- **What this task involves**
Return all lines below containing the word "name".

[Dataset items]
——————

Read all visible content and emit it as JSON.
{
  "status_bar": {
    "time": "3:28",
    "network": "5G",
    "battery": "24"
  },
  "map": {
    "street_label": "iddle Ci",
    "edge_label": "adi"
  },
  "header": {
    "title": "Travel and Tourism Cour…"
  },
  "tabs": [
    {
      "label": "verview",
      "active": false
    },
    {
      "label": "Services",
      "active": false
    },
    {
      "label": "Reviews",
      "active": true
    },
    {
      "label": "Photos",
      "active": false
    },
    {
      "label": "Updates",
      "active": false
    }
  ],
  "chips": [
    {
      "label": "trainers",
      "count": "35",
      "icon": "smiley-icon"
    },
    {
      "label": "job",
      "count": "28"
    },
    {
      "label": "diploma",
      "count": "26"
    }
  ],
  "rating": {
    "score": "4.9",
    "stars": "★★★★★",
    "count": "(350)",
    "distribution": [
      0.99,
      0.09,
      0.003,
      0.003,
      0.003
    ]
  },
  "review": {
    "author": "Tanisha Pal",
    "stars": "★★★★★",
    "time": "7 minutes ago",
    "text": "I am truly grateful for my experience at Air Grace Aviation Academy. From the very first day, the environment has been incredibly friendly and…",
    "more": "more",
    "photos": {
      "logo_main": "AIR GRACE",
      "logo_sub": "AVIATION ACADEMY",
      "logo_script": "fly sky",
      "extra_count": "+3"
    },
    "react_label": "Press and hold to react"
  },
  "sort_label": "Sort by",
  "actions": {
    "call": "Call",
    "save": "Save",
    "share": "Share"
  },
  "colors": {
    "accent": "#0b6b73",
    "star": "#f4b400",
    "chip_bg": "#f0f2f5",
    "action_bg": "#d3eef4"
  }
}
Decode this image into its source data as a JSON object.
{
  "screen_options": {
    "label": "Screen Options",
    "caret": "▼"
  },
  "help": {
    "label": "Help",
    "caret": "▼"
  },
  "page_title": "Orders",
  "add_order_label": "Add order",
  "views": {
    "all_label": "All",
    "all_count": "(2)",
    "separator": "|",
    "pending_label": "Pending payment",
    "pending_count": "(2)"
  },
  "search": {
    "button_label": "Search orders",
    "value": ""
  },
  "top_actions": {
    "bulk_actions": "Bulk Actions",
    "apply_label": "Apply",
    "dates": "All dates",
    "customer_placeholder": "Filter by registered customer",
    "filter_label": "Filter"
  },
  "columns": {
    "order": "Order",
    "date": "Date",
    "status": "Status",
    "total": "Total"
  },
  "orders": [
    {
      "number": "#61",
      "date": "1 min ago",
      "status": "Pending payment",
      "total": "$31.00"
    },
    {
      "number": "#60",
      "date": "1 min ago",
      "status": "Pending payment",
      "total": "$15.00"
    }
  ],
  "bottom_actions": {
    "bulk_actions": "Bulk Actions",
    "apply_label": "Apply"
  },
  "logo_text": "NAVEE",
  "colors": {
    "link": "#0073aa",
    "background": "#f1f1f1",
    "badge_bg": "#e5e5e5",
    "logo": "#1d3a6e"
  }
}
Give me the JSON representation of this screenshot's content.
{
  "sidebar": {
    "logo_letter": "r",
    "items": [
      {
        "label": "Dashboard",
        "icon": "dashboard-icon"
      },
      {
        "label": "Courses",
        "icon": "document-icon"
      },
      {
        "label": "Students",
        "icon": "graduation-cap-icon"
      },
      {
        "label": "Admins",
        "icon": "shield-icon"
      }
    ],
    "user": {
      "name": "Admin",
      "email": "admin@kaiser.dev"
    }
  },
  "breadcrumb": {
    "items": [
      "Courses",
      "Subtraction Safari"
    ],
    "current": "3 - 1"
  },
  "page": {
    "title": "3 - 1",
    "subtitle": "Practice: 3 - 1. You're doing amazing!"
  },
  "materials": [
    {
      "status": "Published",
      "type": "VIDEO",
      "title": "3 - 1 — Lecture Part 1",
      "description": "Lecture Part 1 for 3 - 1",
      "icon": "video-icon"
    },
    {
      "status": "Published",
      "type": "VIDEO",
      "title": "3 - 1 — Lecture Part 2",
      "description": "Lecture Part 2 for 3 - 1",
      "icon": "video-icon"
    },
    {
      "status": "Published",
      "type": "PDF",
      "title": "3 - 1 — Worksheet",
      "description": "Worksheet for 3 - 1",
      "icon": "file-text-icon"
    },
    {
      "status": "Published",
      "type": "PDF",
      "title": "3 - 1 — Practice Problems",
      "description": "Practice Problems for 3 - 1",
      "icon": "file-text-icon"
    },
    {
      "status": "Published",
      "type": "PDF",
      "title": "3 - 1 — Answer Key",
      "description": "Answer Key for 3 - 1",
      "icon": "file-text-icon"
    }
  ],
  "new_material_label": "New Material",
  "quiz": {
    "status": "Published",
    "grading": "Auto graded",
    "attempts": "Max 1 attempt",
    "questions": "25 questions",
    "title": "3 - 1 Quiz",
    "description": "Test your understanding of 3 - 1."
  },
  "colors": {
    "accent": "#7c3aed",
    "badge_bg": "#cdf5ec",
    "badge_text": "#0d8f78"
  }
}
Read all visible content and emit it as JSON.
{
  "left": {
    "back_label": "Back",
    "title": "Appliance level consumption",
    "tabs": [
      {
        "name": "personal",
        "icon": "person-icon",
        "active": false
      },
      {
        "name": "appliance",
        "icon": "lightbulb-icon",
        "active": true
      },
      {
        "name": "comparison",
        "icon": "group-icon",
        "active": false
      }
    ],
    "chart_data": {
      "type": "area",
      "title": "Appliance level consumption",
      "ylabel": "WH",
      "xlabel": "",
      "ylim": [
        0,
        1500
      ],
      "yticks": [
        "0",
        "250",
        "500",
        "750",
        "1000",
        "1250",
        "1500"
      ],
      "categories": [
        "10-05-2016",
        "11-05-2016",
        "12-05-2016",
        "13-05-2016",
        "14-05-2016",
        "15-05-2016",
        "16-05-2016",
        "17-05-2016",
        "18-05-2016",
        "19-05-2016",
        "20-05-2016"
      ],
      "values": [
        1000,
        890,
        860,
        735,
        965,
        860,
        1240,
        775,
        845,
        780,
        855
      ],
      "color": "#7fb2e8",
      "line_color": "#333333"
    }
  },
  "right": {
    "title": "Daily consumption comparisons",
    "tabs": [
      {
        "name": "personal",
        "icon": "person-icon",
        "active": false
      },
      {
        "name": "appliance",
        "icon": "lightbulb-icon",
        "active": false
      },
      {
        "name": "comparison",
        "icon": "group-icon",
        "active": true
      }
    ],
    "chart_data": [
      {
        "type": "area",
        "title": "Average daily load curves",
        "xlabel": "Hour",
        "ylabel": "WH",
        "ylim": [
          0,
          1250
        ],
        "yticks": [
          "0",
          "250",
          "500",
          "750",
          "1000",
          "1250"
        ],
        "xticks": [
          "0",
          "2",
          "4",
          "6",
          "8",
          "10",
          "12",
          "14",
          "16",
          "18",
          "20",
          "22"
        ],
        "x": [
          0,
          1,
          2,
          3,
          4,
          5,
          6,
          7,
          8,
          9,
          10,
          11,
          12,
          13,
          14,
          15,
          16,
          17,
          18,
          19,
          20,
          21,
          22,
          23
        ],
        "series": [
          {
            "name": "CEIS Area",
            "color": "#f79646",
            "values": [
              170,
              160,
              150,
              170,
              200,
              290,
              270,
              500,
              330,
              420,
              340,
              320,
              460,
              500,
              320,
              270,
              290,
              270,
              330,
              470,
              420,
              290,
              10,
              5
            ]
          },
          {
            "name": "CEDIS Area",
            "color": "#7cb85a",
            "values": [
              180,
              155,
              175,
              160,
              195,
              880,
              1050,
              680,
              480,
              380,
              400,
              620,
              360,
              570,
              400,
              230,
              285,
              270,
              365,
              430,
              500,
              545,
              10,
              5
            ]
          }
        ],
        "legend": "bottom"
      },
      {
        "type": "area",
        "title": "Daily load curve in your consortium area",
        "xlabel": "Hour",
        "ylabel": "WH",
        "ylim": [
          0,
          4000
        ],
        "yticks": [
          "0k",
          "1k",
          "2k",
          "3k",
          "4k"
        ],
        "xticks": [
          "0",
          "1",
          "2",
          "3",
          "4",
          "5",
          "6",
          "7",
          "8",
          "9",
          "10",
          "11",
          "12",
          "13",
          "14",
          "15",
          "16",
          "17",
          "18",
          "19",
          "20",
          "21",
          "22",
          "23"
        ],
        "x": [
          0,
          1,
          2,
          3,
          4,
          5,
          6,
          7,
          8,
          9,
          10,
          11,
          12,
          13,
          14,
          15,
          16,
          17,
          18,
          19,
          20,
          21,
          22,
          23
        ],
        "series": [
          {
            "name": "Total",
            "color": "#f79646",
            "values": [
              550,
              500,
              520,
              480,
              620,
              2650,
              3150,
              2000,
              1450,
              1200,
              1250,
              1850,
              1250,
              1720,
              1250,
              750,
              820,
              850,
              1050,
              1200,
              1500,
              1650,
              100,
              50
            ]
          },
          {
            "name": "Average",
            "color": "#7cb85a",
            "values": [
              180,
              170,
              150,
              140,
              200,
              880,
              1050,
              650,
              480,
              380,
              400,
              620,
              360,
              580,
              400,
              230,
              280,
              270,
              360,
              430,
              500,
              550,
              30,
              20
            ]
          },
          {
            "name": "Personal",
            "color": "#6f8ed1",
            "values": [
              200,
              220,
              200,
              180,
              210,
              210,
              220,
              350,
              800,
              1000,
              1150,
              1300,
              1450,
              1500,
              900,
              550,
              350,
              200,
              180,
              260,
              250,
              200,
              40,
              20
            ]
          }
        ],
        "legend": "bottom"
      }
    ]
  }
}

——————

- **Solution to this task**
      "name": "Admin",
        "name": "personal",
        "name": "appliance",
        "name": "comparison",
        "name": "personal",
        "name": "appliance",
        "name": "comparison",
            "name": "CEIS Area",
            "name": "CEDIS Area",
            "name": "Total",
            "name": "Average",
            "name": "Personal",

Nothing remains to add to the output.